Firstly, I did my first set of stitches!! It was on some dude that cut himself on a nail. Luckily for him though he didn't cut through the underlying facia, but he did need around 8 stitches. They let me do everything, from the lidocaine to the stitching and wrapping. Super chévere.

I also rode in an ambulance for the first time with a pre-eclampsic woman. We stopped by McDonalds, and the rule holds true: Micky D's ice cream cones are always better abroad.

The next patient was a 25 year old boy who tried to commit suicide by ingesting grass weed killer. He came complaining of stomach pain (duh), and he also had fresh cut marks on his wrists. I got to insert the stomach catheter via the nose, where we aspirated what was in his stomach and injected charcoal to inhibit the absorption of the poison. It was kind of heart breaking, because at one point the intern, Luis Fe, asked if he was having any problems with his family or spouse. To which he nodded and responded "no me quieren" which means they don't love me. This morning he looked a lot better though, and he was discharged and referred to a psychiatrist, which most likely he will not see. Hopefully this was only a cry for help though, and he won't try to commit suicide again.

In pediatric emergencies, there was a 5 year old boy with a zipper clamped on the foreskin of his penis. Like that thing was stuck like the jaws of life. And the kid was such a trooper too. He wasn't even crying, and when he was asked if he anything hurt all he said was "no." He was sent to Quito to get the zipper removed though.

Que más...2 more births, I've been promised the next one so fingers crossed!

I finished off my day by observing a labaroscopic cholecystectomy, which Jordana helped with. Super, super chévere. They said I could even help with one in the future.

Sigh...currently fixing my debit card issues because I didn't think to check my expiration date before I left...

Then I'm off to sleep like a baby.

Hasta luego!

Monday, July 4, 2011

Only in Ecuador

Last night a drunk man came in with a ruptured anal sphincter.
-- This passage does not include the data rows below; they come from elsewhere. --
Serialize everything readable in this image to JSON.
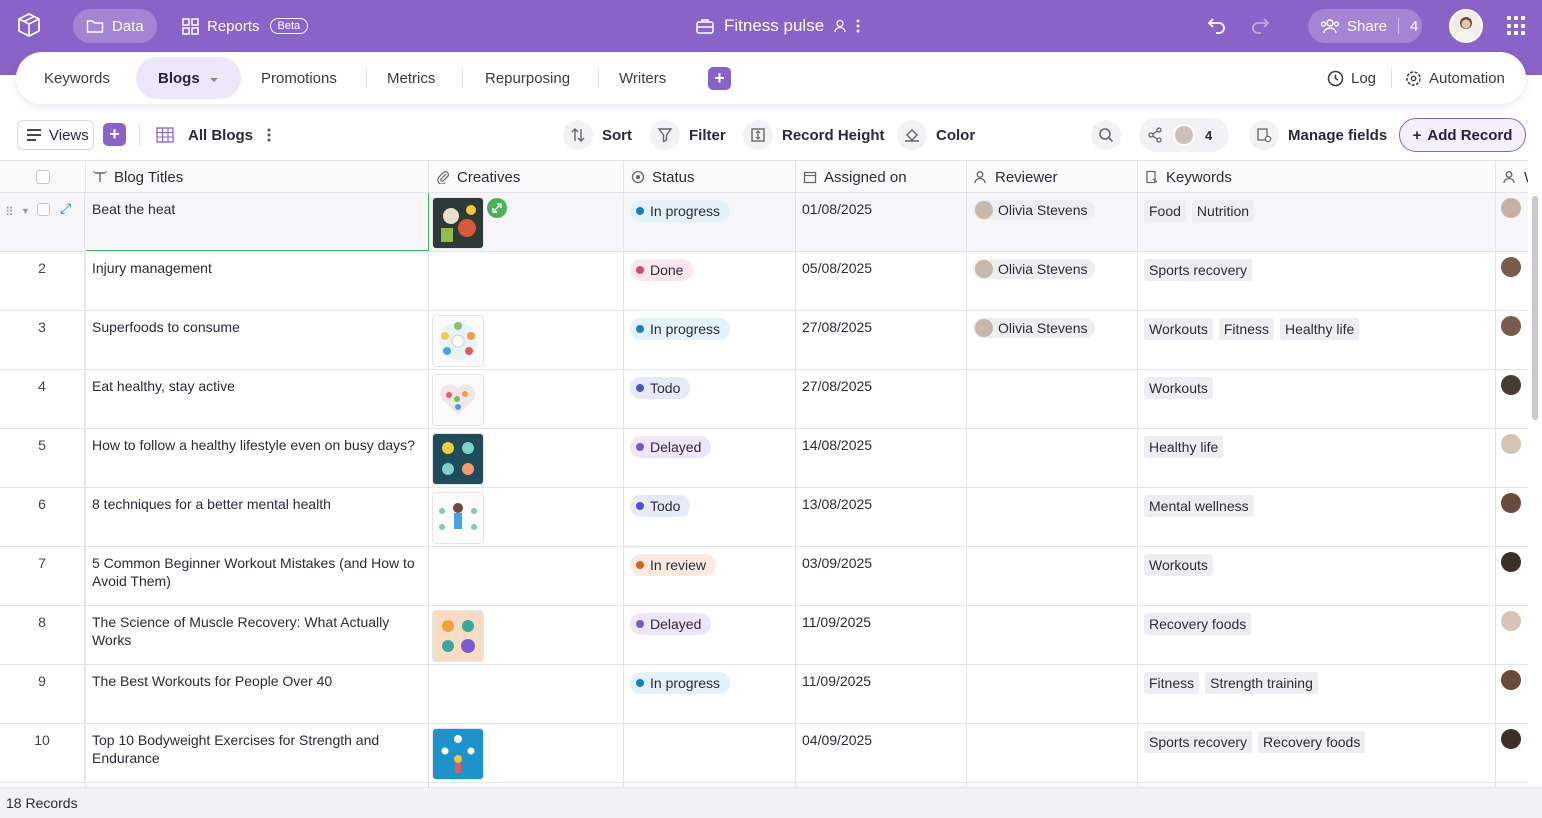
{
  "topbar": {
    "data_label": "Data",
    "reports_label": "Reports",
    "beta_label": "Beta",
    "app_title": "Fitness pulse",
    "share_label": "Share",
    "share_count": "4",
    "accent": "#8a63c8"
  },
  "tabs": [
    {
      "label": "Keywords"
    },
    {
      "label": "Blogs"
    },
    {
      "label": "Promotions"
    },
    {
      "label": "Metrics"
    },
    {
      "label": "Repurposing"
    },
    {
      "label": "Writers"
    }
  ],
  "tabs_right": {
    "log_label": "Log",
    "automation_label": "Automation"
  },
  "toolbar": {
    "views_label": "Views",
    "view_name": "All Blogs",
    "sort_label": "Sort",
    "filter_label": "Filter",
    "record_height_label": "Record Height",
    "color_label": "Color",
    "collaborators_count": "4",
    "manage_fields_label": "Manage fields",
    "add_record_label": "Add Record"
  },
  "columns": [
    "Blog Titles",
    "Creatives",
    "Status",
    "Assigned on",
    "Reviewer",
    "Keywords",
    "W"
  ],
  "rows": [
    {
      "num": "",
      "title": "Beat the heat",
      "creative": "food",
      "status": "In progress",
      "date": "01/08/2025",
      "reviewer": "Olivia Stevens",
      "keywords": [
        "Food",
        "Nutrition"
      ]
    },
    {
      "num": "2",
      "title": "Injury management",
      "creative": "",
      "status": "Done",
      "date": "05/08/2025",
      "reviewer": "Olivia Stevens",
      "keywords": [
        "Sports recovery"
      ]
    },
    {
      "num": "3",
      "title": "Superfoods to consume",
      "creative": "wheel",
      "status": "In progress",
      "date": "27/08/2025",
      "reviewer": "Olivia Stevens",
      "keywords": [
        "Workouts",
        "Fitness",
        "Healthy life"
      ]
    },
    {
      "num": "4",
      "title": "Eat healthy, stay active",
      "creative": "heart",
      "status": "Todo",
      "date": "27/08/2025",
      "reviewer": "",
      "keywords": [
        "Workouts"
      ]
    },
    {
      "num": "5",
      "title": "How to follow a healthy lifestyle even on busy days?",
      "creative": "teal",
      "status": "Delayed",
      "date": "14/08/2025",
      "reviewer": "",
      "keywords": [
        "Healthy life"
      ]
    },
    {
      "num": "6",
      "title": "8 techniques for a better mental health",
      "creative": "mind",
      "status": "Todo",
      "date": "13/08/2025",
      "reviewer": "",
      "keywords": [
        "Mental wellness"
      ]
    },
    {
      "num": "7",
      "title": "5 Common Beginner Workout Mistakes (and How to Avoid Them)",
      "creative": "",
      "status": "In review",
      "date": "03/09/2025",
      "reviewer": "",
      "keywords": [
        "Workouts"
      ]
    },
    {
      "num": "8",
      "title": "The Science of Muscle Recovery: What Actually Works",
      "creative": "peach",
      "status": "Delayed",
      "date": "11/09/2025",
      "reviewer": "",
      "keywords": [
        "Recovery foods"
      ]
    },
    {
      "num": "9",
      "title": "The Best Workouts for People Over 40",
      "creative": "",
      "status": "In progress",
      "date": "11/09/2025",
      "reviewer": "",
      "keywords": [
        "Fitness",
        "Strength training"
      ]
    },
    {
      "num": "10",
      "title": "Top 10 Bodyweight Exercises for Strength and Endurance",
      "creative": "blue",
      "status": "",
      "date": "04/09/2025",
      "reviewer": "",
      "keywords": [
        "Sports recovery",
        "Recovery foods"
      ]
    }
  ],
  "status_colors": {
    "In progress": {
      "dot": "#1a7fc1",
      "bg": "#e3f1fa"
    },
    "Done": {
      "dot": "#d9497a",
      "bg": "#fbe7ee"
    },
    "Todo": {
      "dot": "#4a57c9",
      "bg": "#e7e9f8"
    },
    "Delayed": {
      "dot": "#7757c2",
      "bg": "#ece6f8"
    },
    "In review": {
      "dot": "#d4612b",
      "bg": "#fbeadf"
    }
  },
  "footer": {
    "records_label": "18 Records"
  }
}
He had been bored by a bull in the anus.

I haven't talked a lot about what I've been doing clinically lately, because up until last week I wasn't doing anything. Ecuador has 4 tier health care system, and for the first week I was in the first tier which they call the subcentros. The town I was in was called Pifo which is about an hour away from Quito by bus. The subcentros are where people living in rural areas go for the non emergent things, like common colds and lab tests. And the doctors there weren't super friendly either because my Spanish really is not up to par, and they didn't seem to like to teach a lot. It was nice to be able to see patients in a rural setting but at the same time I wasn't learning anything.

Fast forward 2 weeks, and I changed to the second level in the system, to a hospital in Yaroqui. I should have done it so much sooner. I'm currently working in the emergency room, and I get to be so much more hands on. I've learned how to clean wounds, stitch, do EKGs on an ancient machine, and the next adult that needs an IV line is mine. Also so many babies are born at the hospital, so I've gotten to see one and hopefully I can help in the next one.

Although I'm having such an amazing experience, at the same time the hospital just breaks your heart. They're constantly running out of equipment or supplies, and there is always a shortage of workers. You can also see how the public health care system screws over many of their patients. This one middle aged man was recently diagnosed with precancerous gastritis after being bounced around from specialist to specialist for 14 years. And it is unlikely that any specialist will see him now that he's been through them all, and he is most likely going to die. I've also seen so many teenage pregnancies in Ecuador due in part to the lack of reproductive knowledge. Most of the girls that are pregnant for the first time are in their teens or early twenties. And in one tragic case that Alissa and Jordana saw, a 13 year old girl was raped and impregnanted by her step-grandfather. Stuff like that just breaks your heart.

Tomorrow I do my first overnight shift, hopefully I have a lot more to report back.